------ Input
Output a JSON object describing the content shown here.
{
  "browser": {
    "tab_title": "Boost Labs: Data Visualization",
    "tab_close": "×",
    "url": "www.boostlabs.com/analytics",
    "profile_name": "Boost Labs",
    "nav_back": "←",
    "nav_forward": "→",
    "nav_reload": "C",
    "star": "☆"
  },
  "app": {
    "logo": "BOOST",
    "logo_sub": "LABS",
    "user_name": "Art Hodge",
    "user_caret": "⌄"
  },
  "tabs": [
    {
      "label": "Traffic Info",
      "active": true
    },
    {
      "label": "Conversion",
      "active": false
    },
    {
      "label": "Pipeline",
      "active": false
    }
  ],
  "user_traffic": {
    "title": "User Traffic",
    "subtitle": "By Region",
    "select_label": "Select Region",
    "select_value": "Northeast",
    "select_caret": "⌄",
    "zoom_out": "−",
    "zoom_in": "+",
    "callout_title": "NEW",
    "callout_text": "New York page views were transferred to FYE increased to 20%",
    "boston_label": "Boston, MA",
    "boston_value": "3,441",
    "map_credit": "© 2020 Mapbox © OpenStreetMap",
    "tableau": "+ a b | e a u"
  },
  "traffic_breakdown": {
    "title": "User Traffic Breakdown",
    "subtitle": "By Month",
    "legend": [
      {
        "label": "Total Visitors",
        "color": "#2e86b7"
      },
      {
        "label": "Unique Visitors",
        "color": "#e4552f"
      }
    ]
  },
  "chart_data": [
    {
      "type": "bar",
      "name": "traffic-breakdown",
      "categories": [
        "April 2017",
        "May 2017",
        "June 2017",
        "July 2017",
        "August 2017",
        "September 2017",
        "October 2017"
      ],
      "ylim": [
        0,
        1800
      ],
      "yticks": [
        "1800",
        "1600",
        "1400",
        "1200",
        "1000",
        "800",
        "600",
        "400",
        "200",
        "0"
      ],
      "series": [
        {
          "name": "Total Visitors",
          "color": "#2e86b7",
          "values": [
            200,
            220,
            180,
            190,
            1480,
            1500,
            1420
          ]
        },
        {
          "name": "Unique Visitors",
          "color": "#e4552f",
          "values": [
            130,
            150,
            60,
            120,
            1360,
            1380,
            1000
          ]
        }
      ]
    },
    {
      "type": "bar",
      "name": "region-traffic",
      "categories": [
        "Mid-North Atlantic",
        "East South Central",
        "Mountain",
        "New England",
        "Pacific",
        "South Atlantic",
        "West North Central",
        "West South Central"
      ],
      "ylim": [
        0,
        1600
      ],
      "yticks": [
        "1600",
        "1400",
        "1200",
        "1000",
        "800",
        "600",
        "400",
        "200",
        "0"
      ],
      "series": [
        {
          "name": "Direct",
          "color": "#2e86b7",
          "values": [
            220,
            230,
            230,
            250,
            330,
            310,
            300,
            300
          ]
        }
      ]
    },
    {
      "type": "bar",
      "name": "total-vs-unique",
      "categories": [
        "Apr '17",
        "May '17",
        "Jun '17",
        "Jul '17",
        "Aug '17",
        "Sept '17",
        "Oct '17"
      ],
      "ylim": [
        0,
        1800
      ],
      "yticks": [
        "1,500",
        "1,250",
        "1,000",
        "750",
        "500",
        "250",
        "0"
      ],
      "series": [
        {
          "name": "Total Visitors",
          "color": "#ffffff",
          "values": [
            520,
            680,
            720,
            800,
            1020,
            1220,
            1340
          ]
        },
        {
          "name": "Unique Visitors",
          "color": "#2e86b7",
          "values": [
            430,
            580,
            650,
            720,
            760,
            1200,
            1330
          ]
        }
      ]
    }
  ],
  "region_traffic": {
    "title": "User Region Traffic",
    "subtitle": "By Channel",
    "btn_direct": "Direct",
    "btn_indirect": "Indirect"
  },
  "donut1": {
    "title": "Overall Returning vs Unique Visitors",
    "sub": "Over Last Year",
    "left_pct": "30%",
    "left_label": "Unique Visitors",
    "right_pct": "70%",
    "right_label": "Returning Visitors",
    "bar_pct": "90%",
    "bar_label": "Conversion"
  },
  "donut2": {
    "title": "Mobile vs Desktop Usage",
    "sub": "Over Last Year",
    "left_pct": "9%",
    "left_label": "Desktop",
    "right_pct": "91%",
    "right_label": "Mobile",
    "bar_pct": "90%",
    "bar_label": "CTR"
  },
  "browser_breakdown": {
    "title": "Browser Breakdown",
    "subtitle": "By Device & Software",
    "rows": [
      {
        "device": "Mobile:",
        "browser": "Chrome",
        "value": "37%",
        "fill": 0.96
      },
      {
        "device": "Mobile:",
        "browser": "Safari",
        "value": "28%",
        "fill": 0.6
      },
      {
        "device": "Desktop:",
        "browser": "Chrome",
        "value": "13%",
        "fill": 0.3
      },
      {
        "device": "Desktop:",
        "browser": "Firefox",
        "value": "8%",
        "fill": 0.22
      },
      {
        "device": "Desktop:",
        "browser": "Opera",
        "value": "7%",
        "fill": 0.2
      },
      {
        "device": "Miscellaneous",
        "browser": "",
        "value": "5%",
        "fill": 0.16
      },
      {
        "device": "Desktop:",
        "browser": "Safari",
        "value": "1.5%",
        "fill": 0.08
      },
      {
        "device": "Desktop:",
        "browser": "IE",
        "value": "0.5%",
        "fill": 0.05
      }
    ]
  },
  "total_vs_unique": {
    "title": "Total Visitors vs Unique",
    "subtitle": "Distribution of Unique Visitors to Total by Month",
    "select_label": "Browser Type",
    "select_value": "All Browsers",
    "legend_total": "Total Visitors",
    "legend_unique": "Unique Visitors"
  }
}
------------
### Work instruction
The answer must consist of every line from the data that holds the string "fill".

### Solution below
        "fill": 0.96
        "fill": 0.6
        "fill": 0.3
        "fill": 0.22
        "fill": 0.2
        "fill": 0.16
        "fill": 0.08
        "fill": 0.05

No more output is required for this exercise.